« AnteriorContinuar »
Then shall the good stand in immortal bloom,
In the fair gardens of that second birth ; And each bright blossom, mingle its perfume With that of flowers, which never bloomed on
With thy rude ploughshare, Death, turn up the sod,
And spread the furrow for the seed we sow; l'his is the field and Acre of our God,
This is the place, where human harvests growi
TO THE RIVER CHARLES.
RIVER ! that in silence windest
Through the meadows, bright and free,
In the bosom of the sea !
Four long years of mingled feeling,
Half in rest, and half in strife,
Onward, like the stream of life.
Thou hast taught me, Silent River!
Many a lesson, deep and long;
I can give thee but a song.
Oft in sadness and in illness,
I have watched thy current glide,
Overflowed me, like a tide.
And in better hours and brighter,
When I saw thy waters gleam,
And leap onward with thy stream.
Not for this alone I love thee,
Nor because, thy waves of blue From celestial seas above thee
Take their own celestial hue.
Where yon shadowy woodlands hide thee,
And thy waters disappear,
And have made thy margin dear.
More than this ;—thy name reminds me
Of three friends, all true and tried ; And that name, like magic, binds me
Closer, closer to thy side.
Friends my soul with joy remembers !
How like quivering flames they start, When I fan the living embers
On the hearth-stone of my heart !
'T is for this, thou Silent River !
That my spirit leans to thee; Thou hast been a generous giver,
Take this idle song from me.
Blind Bartimeus at the gates
The thronging multitudes increase;
But still, above the noisy crowd,
Then saith the Christ, as silent stands
Ye that have eyes, yet cannot see,
THE GOBLET OF LIFE.
FILLED is Life's goblet to the brim;
With solemn voice and slow.
No purple flowers,
no garlands green,
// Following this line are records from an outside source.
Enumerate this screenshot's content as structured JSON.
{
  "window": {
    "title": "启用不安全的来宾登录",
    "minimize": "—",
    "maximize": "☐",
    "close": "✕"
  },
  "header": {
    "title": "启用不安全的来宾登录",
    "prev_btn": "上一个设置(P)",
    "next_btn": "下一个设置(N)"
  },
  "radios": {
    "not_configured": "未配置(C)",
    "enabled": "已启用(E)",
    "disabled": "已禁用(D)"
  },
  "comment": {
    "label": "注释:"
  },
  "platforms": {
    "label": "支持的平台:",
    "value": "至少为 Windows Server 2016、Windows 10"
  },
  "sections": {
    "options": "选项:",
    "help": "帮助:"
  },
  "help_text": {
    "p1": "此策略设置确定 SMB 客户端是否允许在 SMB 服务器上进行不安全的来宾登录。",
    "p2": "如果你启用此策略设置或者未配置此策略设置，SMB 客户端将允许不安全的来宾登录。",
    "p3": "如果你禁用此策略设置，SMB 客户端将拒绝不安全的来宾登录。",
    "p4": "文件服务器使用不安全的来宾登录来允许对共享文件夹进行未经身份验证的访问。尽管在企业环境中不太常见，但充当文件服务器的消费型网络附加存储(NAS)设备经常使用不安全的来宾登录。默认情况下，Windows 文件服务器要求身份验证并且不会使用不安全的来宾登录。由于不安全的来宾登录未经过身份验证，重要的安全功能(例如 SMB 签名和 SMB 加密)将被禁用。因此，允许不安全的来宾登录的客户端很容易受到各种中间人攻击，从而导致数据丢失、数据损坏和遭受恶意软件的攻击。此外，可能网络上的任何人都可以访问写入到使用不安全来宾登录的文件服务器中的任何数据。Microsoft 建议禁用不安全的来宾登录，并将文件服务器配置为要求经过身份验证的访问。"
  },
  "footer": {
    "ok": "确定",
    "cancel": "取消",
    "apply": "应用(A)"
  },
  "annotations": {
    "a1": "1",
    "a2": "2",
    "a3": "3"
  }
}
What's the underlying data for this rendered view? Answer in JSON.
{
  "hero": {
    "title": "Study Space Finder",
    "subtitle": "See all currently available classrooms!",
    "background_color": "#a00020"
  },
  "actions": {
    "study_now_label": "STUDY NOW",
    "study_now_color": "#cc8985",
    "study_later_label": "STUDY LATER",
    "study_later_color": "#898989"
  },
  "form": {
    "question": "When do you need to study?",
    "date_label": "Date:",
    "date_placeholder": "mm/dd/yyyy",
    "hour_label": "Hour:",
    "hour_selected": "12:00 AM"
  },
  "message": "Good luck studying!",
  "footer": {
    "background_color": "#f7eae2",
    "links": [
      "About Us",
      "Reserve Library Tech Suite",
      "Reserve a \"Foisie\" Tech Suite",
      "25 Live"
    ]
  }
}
Thick leaves of misletoe.
This goblet, wrought with curious art,
By strong convulsions rent apart,
Are running all to waste.
And as it mantling passes round,
And give a bitter taste.
Above the lowly plants it towers,
Lost vision to restore.
It gave new strength, and fearless mood;
A wreath of fennel wore.
Then in Life's goblet freely press,
New light and strength they give!
And he who has not learned to know
He has not learned to live.
The prayer of Ajax was for light;
To see his foeman's face.
Let our unceasing, earnest prayer
One half the human race.
O suffering, sad humanity!
afflicted ones, who lie Steeped to the lips in misery, Longing, and yet afraid to die,
Patient, though sorely tried!
I pledge you in this cup of grief,
Then sleep we side by side
MAIDEN! with the meek, brown eyes,
Thou whose locks outshine the sun,
Standing, with reluctant feet,
Gazing, with a timid glance,